Task item
Provide an exact repetition of every entry, with no word altered.

Data for this exercise START

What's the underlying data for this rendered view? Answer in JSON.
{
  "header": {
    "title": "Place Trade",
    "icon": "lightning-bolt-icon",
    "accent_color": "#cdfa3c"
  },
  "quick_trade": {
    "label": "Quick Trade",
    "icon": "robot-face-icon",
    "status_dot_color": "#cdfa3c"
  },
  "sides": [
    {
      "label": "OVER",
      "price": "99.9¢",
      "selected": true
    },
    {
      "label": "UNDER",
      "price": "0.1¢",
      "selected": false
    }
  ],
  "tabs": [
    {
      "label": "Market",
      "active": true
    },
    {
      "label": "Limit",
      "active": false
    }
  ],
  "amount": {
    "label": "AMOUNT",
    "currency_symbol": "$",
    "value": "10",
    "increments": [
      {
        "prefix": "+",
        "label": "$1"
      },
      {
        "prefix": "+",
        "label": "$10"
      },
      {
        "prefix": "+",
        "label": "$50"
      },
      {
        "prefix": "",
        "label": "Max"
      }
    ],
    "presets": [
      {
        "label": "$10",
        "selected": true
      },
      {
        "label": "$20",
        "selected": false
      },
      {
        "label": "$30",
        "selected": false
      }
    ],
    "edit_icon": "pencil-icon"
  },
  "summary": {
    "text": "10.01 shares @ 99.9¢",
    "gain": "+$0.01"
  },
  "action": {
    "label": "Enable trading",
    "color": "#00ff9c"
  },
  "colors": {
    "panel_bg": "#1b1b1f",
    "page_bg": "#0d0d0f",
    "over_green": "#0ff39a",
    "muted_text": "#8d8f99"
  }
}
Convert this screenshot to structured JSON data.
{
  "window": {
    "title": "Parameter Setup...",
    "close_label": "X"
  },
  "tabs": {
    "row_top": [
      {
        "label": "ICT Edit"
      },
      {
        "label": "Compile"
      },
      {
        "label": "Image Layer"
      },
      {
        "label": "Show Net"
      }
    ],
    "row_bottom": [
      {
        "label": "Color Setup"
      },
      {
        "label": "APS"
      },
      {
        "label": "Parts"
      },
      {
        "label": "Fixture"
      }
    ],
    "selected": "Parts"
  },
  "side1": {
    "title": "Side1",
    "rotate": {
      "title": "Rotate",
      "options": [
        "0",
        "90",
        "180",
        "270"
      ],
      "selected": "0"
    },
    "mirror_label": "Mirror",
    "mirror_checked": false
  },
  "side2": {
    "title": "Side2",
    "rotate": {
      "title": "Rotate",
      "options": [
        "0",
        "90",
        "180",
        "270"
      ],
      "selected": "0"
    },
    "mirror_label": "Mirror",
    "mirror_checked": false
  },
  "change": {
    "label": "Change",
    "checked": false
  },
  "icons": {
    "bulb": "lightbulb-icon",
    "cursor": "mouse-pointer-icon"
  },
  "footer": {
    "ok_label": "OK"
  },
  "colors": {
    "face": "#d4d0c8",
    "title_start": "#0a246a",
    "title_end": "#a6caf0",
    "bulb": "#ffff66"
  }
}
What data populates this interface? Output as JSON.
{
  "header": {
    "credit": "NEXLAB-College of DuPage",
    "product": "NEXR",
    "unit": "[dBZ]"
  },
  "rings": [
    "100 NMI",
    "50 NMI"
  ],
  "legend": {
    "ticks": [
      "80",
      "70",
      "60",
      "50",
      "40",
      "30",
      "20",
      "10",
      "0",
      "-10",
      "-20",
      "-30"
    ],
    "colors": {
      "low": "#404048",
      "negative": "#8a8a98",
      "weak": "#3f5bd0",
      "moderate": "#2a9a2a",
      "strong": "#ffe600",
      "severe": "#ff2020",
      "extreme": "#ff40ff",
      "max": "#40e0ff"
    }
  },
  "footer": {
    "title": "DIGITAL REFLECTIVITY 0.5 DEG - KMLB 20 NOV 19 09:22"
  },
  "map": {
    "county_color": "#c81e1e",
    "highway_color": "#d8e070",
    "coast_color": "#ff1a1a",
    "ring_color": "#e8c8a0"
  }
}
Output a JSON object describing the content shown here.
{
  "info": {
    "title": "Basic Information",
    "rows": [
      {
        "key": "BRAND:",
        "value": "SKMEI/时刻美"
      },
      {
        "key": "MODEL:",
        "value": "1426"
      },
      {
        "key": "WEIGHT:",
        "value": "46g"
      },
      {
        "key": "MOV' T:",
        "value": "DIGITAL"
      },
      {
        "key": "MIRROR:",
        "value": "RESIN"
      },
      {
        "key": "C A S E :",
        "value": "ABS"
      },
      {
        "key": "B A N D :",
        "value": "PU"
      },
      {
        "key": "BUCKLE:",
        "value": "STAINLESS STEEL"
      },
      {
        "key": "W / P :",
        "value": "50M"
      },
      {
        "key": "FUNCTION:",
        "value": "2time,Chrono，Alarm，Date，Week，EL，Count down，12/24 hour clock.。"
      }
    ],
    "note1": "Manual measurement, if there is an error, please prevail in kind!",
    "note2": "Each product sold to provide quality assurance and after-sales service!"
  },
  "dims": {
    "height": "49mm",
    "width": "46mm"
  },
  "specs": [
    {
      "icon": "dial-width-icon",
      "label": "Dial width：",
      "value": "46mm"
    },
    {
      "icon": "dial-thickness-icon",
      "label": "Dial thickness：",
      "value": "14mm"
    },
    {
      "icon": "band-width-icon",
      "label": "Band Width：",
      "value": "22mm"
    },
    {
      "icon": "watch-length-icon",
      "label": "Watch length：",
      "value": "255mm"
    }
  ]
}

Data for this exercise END

Exercise solution
What's the underlying data for this rendered view? Answer in JSON.
{
  "header": {
    "title": "Place Trade",
    "icon": "lightning-bolt-icon",
    "accent_color": "#cdfa3c"
  },
  "quick_trade": {
    "label": "Quick Trade",
    "icon": "robot-face-icon",
    "status_dot_color": "#cdfa3c"
  },
  "sides": [
    {
      "label": "OVER",
      "price": "99.9¢",
      "selected": true
    },
    {
      "label": "UNDER",
      "price": "0.1¢",
      "selected": false
    }
  ],
  "tabs": [
    {
      "label": "Market",
      "active": true
    },
    {
      "label": "Limit",
      "active": false
    }
  ],
  "amount": {
    "label": "AMOUNT",
    "currency_symbol": "$",
    "value": "10",
    "increments": [
      {
        "prefix": "+",
        "label": "$1"
      },
      {
        "prefix": "+",
        "label": "$10"
      },
      {
        "prefix": "+",
        "label": "$50"
      },
      {
        "prefix": "",
        "label": "Max"
      }
    ],
    "presets": [
      {
        "label": "$10",
        "selected": true
      },
      {
        "label": "$20",
        "selected": false
      },
      {
        "label": "$30",
        "selected": false
      }
    ],
    "edit_icon": "pencil-icon"
  },
  "summary": {
    "text": "10.01 shares @ 99.9¢",
    "gain": "+$0.01"
  },
  "action": {
    "label": "Enable trading",
    "color": "#00ff9c"
  },
  "colors": {
    "panel_bg": "#1b1b1f",
    "page_bg": "#0d0d0f",
    "over_green": "#0ff39a",
    "muted_text": "#8d8f99"
  }
}
Convert this screenshot to structured JSON data.
{
  "window": {
    "title": "Parameter Setup...",
    "close_label": "X"
  },
  "tabs": {
    "row_top": [
      {
        "label": "ICT Edit"
      },
      {
        "label": "Compile"
      },
      {
        "label": "Image Layer"
      },
      {
        "label": "Show Net"
      }
    ],
    "row_bottom": [
      {
        "label": "Color Setup"
      },
      {
        "label": "APS"
      },
      {
        "label": "Parts"
      },
      {
        "label": "Fixture"
      }
    ],
    "selected": "Parts"
  },
  "side1": {
    "title": "Side1",
    "rotate": {
      "title": "Rotate",
      "options": [
        "0",
        "90",
        "180",
        "270"
      ],
      "selected": "0"
    },
    "mirror_label": "Mirror",
    "mirror_checked": false
  },
  "side2": {
    "title": "Side2",
    "rotate": {
      "title": "Rotate",
      "options": [
        "0",
        "90",
        "180",
        "270"
      ],
      "selected": "0"
    },
    "mirror_label": "Mirror",
    "mirror_checked": false
  },
  "change": {
    "label": "Change",
    "checked": false
  },
  "icons": {
    "bulb": "lightbulb-icon",
    "cursor": "mouse-pointer-icon"
  },
  "footer": {
    "ok_label": "OK"
  },
  "colors": {
    "face": "#d4d0c8",
    "title_start": "#0a246a",
    "title_end": "#a6caf0",
    "bulb": "#ffff66"
  }
}
What data populates this interface? Output as JSON.
{
  "header": {
    "credit": "NEXLAB-College of DuPage",
    "product": "NEXR",
    "unit": "[dBZ]"
  },
  "rings": [
    "100 NMI",
    "50 NMI"
  ],
  "legend": {
    "ticks": [
      "80",
      "70",
      "60",
      "50",
      "40",
      "30",
      "20",
      "10",
      "0",
      "-10",
      "-20",
      "-30"
    ],
    "colors": {
      "low": "#404048",
      "negative": "#8a8a98",
      "weak": "#3f5bd0",
      "moderate": "#2a9a2a",
      "strong": "#ffe600",
      "severe": "#ff2020",
      "extreme": "#ff40ff",
      "max": "#40e0ff"
    }
  },
  "footer": {
    "title": "DIGITAL REFLECTIVITY 0.5 DEG - KMLB 20 NOV 19 09:22"
  },
  "map": {
    "county_color": "#c81e1e",
    "highway_color": "#d8e070",
    "coast_color": "#ff1a1a",
    "ring_color": "#e8c8a0"
  }
}
Output a JSON object describing the content shown here.
{
  "info": {
    "title": "Basic Information",
    "rows": [
      {
        "key": "BRAND:",
        "value": "SKMEI/时刻美"
      },
      {
        "key": "MODEL:",
        "value": "1426"
      },
      {
        "key": "WEIGHT:",
        "value": "46g"
      },
      {
        "key": "MOV' T:",
        "value": "DIGITAL"
      },
      {
        "key": "MIRROR:",
        "value": "RESIN"
      },
      {
        "key": "C A S E :",
        "value": "ABS"
      },
      {
        "key": "B A N D :",
        "value": "PU"
      },
      {
        "key": "BUCKLE:",
        "value": "STAINLESS STEEL"
      },
      {
        "key": "W / P :",
        "value": "50M"
      },
      {
        "key": "FUNCTION:",
        "value": "2time,Chrono，Alarm，Date，Week，EL，Count down，12/24 hour clock.。"
      }
    ],
    "note1": "Manual measurement, if there is an error, please prevail in kind!",
    "note2": "Each product sold to provide quality assurance and after-sales service!"
  },
  "dims": {
    "height": "49mm",
    "width": "46mm"
  },
  "specs": [
    {
      "icon": "dial-width-icon",
      "label": "Dial width：",
      "value": "46mm"
    },
    {
      "icon": "dial-thickness-icon",
      "label": "Dial thickness：",
      "value": "14mm"
    },
    {
      "icon": "band-width-icon",
      "label": "Band Width：",
      "value": "22mm"
    },
    {
      "icon": "watch-length-icon",
      "label": "Watch length：",
      "value": "255mm"
    }
  ]
}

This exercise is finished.